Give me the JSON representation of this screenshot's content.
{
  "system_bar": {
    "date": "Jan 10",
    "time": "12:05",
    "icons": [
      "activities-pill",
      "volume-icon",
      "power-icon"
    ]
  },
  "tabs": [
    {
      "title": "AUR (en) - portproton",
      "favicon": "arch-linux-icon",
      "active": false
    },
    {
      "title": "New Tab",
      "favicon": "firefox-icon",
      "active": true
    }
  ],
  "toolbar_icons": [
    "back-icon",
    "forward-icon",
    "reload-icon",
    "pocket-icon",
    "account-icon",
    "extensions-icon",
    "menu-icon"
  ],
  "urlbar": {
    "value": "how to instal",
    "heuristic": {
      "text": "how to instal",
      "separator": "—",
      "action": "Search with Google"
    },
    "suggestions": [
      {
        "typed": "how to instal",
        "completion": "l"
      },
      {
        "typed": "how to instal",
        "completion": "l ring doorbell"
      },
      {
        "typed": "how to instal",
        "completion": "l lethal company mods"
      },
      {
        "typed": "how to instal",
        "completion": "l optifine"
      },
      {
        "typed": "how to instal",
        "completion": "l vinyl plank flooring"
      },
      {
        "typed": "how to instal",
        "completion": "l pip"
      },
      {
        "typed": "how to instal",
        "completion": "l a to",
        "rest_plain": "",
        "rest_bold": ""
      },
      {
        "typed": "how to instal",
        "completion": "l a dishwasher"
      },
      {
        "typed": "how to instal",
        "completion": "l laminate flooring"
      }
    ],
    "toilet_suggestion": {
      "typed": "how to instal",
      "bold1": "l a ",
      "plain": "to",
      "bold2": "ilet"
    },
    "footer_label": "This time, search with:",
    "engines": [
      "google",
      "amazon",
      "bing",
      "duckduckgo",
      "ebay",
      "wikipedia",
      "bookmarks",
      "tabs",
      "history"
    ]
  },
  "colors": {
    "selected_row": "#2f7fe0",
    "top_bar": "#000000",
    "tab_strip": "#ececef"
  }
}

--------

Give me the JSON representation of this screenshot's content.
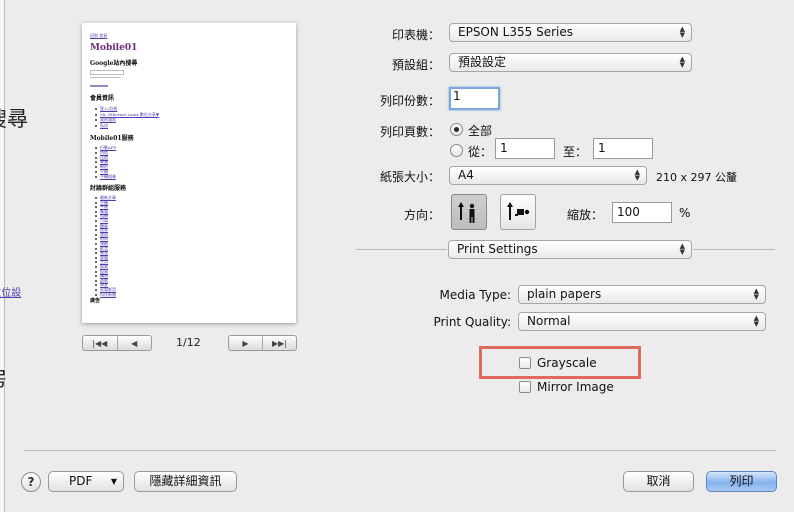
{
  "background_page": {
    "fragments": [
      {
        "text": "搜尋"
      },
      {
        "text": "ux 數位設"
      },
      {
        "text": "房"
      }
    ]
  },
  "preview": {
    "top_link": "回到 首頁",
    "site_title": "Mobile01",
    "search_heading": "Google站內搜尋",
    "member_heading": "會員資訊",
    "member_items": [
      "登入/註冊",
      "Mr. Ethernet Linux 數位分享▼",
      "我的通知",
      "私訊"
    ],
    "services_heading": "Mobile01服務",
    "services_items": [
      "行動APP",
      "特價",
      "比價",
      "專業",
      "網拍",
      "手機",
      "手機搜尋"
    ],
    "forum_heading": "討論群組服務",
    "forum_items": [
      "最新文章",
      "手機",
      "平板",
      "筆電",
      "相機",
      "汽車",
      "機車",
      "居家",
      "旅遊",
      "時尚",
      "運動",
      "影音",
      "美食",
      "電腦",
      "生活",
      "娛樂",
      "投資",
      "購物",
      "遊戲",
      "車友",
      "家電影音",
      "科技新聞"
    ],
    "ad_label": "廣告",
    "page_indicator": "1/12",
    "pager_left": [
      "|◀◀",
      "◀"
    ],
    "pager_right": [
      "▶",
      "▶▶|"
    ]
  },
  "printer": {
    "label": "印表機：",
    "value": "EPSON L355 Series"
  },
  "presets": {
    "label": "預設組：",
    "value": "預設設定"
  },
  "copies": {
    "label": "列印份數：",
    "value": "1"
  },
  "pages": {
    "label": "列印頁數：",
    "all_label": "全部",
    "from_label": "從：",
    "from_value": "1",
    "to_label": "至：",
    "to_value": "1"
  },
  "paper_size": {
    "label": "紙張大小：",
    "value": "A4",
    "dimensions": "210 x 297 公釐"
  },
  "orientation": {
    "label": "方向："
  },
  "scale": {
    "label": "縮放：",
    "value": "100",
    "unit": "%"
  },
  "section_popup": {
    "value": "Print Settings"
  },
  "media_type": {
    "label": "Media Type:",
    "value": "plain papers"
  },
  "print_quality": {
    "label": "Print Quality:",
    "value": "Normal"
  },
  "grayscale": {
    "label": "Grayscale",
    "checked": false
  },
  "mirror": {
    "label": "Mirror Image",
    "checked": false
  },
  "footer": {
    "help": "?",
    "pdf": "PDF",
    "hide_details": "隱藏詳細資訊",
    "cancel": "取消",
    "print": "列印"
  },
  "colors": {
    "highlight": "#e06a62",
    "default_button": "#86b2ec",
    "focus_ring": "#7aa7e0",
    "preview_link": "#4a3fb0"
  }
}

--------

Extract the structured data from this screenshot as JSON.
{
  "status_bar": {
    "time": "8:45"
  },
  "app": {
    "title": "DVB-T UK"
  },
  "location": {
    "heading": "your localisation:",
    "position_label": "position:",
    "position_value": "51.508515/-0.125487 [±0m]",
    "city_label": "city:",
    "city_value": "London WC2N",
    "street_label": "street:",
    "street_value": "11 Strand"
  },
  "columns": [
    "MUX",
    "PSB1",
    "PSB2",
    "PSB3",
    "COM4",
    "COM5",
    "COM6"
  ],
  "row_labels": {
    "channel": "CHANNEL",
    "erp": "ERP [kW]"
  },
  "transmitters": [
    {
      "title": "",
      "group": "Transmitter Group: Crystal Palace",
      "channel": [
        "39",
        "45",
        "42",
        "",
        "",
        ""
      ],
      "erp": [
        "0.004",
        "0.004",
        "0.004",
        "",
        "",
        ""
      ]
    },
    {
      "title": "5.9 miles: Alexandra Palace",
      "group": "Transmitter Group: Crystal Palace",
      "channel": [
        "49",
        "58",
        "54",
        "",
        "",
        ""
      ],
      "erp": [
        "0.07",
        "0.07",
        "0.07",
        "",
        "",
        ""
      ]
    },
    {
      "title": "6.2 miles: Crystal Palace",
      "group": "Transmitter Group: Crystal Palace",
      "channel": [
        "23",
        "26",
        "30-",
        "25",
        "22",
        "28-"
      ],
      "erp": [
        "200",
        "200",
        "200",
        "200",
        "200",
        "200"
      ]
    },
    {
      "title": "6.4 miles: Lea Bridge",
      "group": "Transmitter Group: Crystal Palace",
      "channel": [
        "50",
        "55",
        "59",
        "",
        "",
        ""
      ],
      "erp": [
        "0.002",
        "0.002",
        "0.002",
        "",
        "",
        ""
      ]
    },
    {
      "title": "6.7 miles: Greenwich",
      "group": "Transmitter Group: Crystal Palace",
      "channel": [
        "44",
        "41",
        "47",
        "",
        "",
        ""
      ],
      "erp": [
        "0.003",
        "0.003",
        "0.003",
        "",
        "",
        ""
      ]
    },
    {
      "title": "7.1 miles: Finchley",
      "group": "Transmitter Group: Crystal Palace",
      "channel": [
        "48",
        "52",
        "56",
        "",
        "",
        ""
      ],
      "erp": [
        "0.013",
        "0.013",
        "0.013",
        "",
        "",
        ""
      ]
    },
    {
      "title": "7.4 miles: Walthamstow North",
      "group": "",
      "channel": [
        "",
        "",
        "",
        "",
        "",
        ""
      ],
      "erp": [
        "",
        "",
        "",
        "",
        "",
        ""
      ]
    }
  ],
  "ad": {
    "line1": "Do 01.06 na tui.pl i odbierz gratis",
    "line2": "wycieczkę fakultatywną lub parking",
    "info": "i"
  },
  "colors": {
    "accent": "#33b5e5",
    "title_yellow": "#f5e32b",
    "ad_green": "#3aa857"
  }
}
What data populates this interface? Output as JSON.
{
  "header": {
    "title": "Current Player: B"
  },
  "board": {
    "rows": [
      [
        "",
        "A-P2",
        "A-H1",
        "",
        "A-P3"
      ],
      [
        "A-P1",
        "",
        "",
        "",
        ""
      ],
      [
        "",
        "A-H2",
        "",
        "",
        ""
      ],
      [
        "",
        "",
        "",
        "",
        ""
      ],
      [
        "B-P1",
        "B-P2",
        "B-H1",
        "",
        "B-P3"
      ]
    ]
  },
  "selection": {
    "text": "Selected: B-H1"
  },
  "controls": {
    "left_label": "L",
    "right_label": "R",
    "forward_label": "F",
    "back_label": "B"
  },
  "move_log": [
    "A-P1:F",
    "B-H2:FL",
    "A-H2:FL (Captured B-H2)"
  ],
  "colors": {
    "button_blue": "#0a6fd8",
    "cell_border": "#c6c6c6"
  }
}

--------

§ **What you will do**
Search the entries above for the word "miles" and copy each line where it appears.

§ **The completed task**
      "title": "5.9 miles: Alexandra Palace",
      "title": "6.2 miles: Crystal Palace",
      "title": "6.4 miles: Lea Bridge",
      "title": "6.7 miles: Greenwich",
      "title": "7.1 miles: Finchley",
      "title": "7.4 miles: Walthamstow North",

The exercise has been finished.